    Still obscure what the question is. The science that would enable you to design a totally new protein with some function does not exist AFAIK. All the known proteins have their primary, secondary,... structures, so nature has solved a lot of such problems. But to design a new one, well protein engineering consists of producing small modifications of existing proteins. This allows study of the role of e.g. given amino acid residues. Now a principal tool of protein chemistry. Of course there it is OK and useful to produce proteins that don't work in some respect. Which reminds me there is much information to be obtained (not all that easily) from Nature's different designs and variations on a molecule like hemoglobin. So you'd have to take some fairly (but not too) well studied protein like that, find out what has been done with it in this way and see if you could come up with some idea for some other variation with some purpose. But that doesn't sound to me a job of a few hours of an individual or even several together.
     
  7. Sep 23, 2013 #6

    Ygggdrasil

    User Avatar
    Science Advisor

    There has been some work in being able to computationally design proteins sequences that will fold into a user-defined structure. I have never used these programs, so I don't know how well they work, but here's one example: Liu and Kuhlman 2006 RosettaDesign server for protein design Nucleic Acids Res: 35, W235. PMCID:1538902 (there may be newer better programs than this, but this is one I remember hearing about).
     
  8. Sep 24, 2013 #7
    Thank you everyone. The question was obscure, I understand, but it is as simple as that; it is essentially to modify an existing protein so that your "new" primary structure (actually modified from an existing protein) follows the structures of a protein. Thus, it will be able to form the subsequent structures (secondary, tertiary, etc.). That being said, I have now developed a primary structure of which I can go off. Thank you anyways!
     
  9. Sep 24, 2013 #8

    epenguin

    User Avatar
    Homework Helper
    Gold Member

    It would lighten up our dull lives a bit :smile: if you told us what protein you start with and whether there is any particular reason for the choice, and later on what modifications you come up with and any criteria or predictions.

    I think hearing solutions found could be, if not a rule here, something of a norm with advantage.
     
  10. Sep 26, 2013 #9
    Well, I did not start with a particular protein per se. I did look at insulin and a few examples on the internet and in my biochem textbook, however. They were just generic protein structures that I went off of and improvised. I formed a protein structure with two coils in an Alpha-Helix, which then forms into a Beta-Pleated Sheet due to the location of Proline R-groups.
     
    Last edited: Sep 26, 2013
  11. Sep 28, 2013 #10

    epenguin

    User Avatar
    Homework Helper
    Gold Member

    For an up to date view on a protein design strategy (and the fantastic things now possible and being done) there is this article "Computational design of ligand-binding proteins with high affinity and selectivity" Nature 501 p212 12 Sept preceded by a presentation on p177. Only a specialist would understand what all the technical methods are but you could get a rough overall idea.
     
Know someone interested in this topic?
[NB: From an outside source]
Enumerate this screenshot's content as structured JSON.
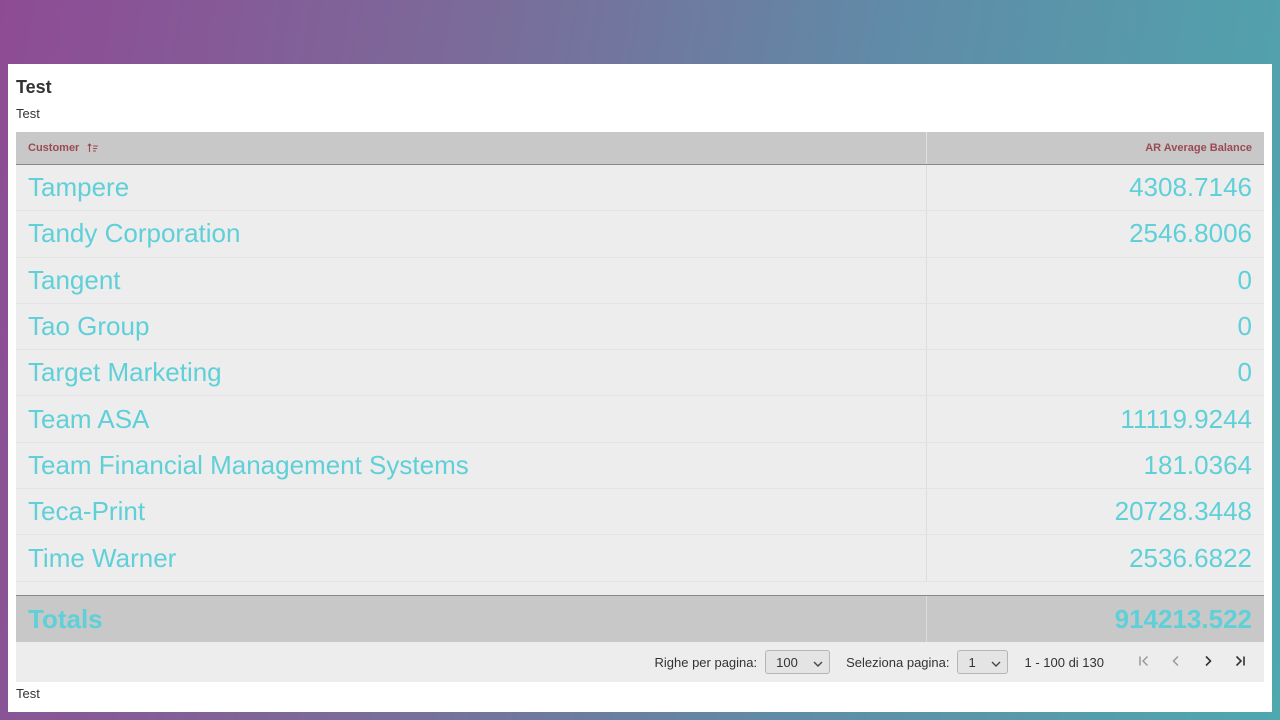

Share this thread via Reddit, Google+, Twitter, or Facebook

Have something to add?
Draft saved Draft deleted



Similar Discussions: Biochemistry: formation of a protein help needed
  1. Biochemistry Help (Replies: 0)

  2. Biochemistry help (Replies: 3)

Loading...